Sen. Pat RobertsPat RobertsPicking 2018 candidates pits McConnell vs. GOP groups IRS chief says he's committed to finishing his term Overnight Finance: CBO predicts budget deficits, debt to hit new highs in 30 years | Meet Trump’s Ms. Fix-It | Trump, Mnuchin talk tax reform | Mexico's B windfall MORE (R-Kan.) said in a statement that he had secured assurances from top Boeing executives that if the firm won the Air Force tender, the assembly work would be done in Kansas.
“Boeing's chairman sat in my office 22 months ago during that battle and promised me ... that if we won the fight to get the tanker contract back, Boeing would stay in Wichita," Roberts said. "The chairman again promised the entire delegation the work would remain in Wichita just last February, when the tanker contract was settled in Boeing's favor.
“Today's announcement by Boeing’s leadership is hugely disappointing to me, but more importantly to the thousands of workers whose livelihoods are affected by this decision," Roberts said. "No lawmaker can compel a private company’s economic decisions, although [Gov. Sam Brownback (R)] and the congressional delegation together have made the best arguments possible for Wichita."
Rep. Mike Pompeo (R-Kan.) said Boeing will “break years and years of promises.”
“Boeing, like every company, has the right to change its business plans and operate in the best interests of its stakeholders,” Pompeo said. “What neither Boeing, nor any other company, has the right to do is make false statements, violate long-held commitments to communities or to receive federal contracts based on representations that it knows are not accurate.
Pompeo slammed the company for planning to leave “a state that helped make Boeing successful for more than 80 years and a state whose pride in its heritage with Boeing is second to none.”

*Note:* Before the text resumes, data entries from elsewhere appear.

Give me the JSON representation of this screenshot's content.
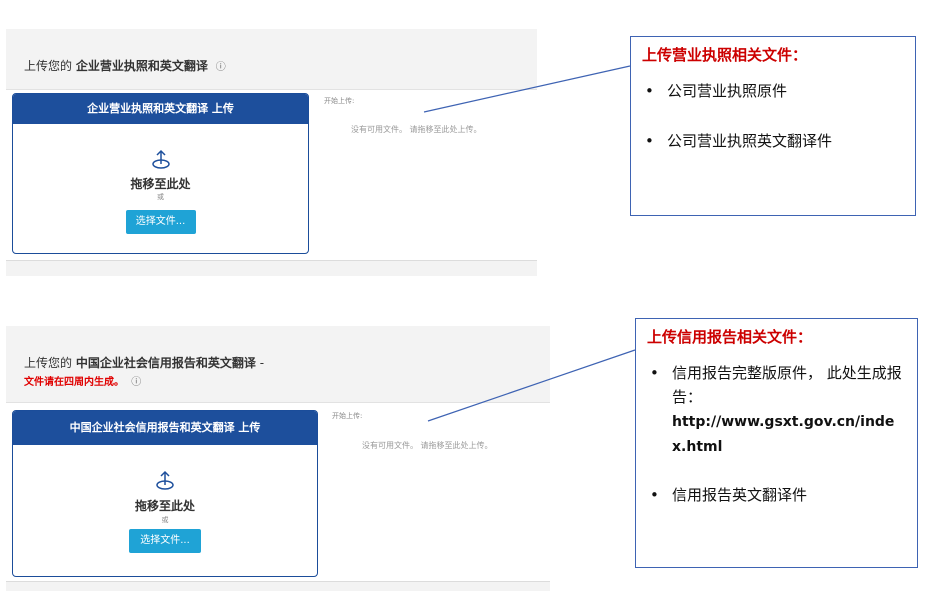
{
  "panel1": {
    "heading_prefix": "上传您的",
    "heading_bold": "企业营业执照和英文翻译",
    "info_icon": "ⓘ",
    "dropbox_title": "企业营业执照和英文翻译 上传",
    "drag_text": "拖移至此处",
    "or_text": "或",
    "choose_button": "选择文件...",
    "start_label": "开始上传:",
    "empty_message": "没有可用文件。 请拖移至此处上传。"
  },
  "panel2": {
    "heading_prefix": "上传您的",
    "heading_bold": "中国企业社会信用报告和英文翻译",
    "heading_suffix": "-",
    "note_red": "文件请在四周内生成。",
    "info_icon": "ⓘ",
    "dropbox_title": "中国企业社会信用报告和英文翻译 上传",
    "drag_text": "拖移至此处",
    "or_text": "或",
    "choose_button": "选择文件...",
    "start_label": "开始上传:",
    "empty_message": "没有可用文件。 请拖移至此处上传。"
  },
  "callout1": {
    "title": "上传营业执照相关文件：",
    "items": [
      "公司营业执照原件",
      "公司营业执照英文翻译件"
    ]
  },
  "callout2": {
    "title": "上传信用报告相关文件：",
    "item1_text": "信用报告完整版原件， 此处生成报告：",
    "item1_url": "http://www.gsxt.gov.cn/index.html",
    "item2_text": "信用报告英文翻译件"
  },
  "colors": {
    "header_blue": "#1d4f9c",
    "button_blue": "#1fa3d6",
    "callout_border": "#3e63b3",
    "callout_title_red": "#cc0000",
    "note_red": "#e00000"
  },
  "icons": {
    "upload": "upload-icon",
    "info": "info-icon"
  }
}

While company executives said they plan to continue buying aircraft components from Kansas-based firms, Pompeo said “that work in no way substitutes for the decade of promises made by the Boeing Co. with regard to defense work on the KC-46 tanker at the Boeing Wichita facility.”
During a midday press briefing from Wichita, Mark Bass, Boeing's vice president and general manager for maintenance, said company officials “do not take this decision lightly.”
The bottom line, he said, is that the Wichita facility is primarily used for aircraft maintenance and modification work on existing aircraft, while the Air Force project would require assembling new planes.
If the tanker production line was set up in Wichita, the other parts of the plant over time “would erode” because there are “few opportunities” coming to secure that kind of work, Bass said. He noted that labor costs in Kansas are pricier than at Boeing’s other facilities.
Bass and other company officials said they had no idea they would close the Kansas facility when the Air Force awarded that $35 billion tender, an assertion challenged sharply by the state’s congressional delegation.
“During the competition for the [tanker] contract, Boeing pledged that a win would bring approximately 7,500 jobs to Kansas, including hundreds of Boeing jobs associated with the finishing work on the new tankers,” Moran said. “It is hard to believe that conditions would have changed so rapidly over the past few months to bring about the decision to not only move the tanker finishing work elsewhere, but to also close down the entire facility.”
Boeing spokesman Doug Holmes said the company had hoped to secure additional aircraft modernization and maintenance work that it ultimately did not get in 2011. Those losses undercut the business case for keeping open the Wichita plant, Holmes said.
“Boeing probably doesn't see any new aircraft modification and upgrade opportunities where politics will play a big role,” Aboulafia said. “It's a question of eliminating overhead as defense spending falls versus preserving political clout.”
The bottom line is that in an era of declining annual Pentagon budgets, Aboulafia said, “cost-cutting won.”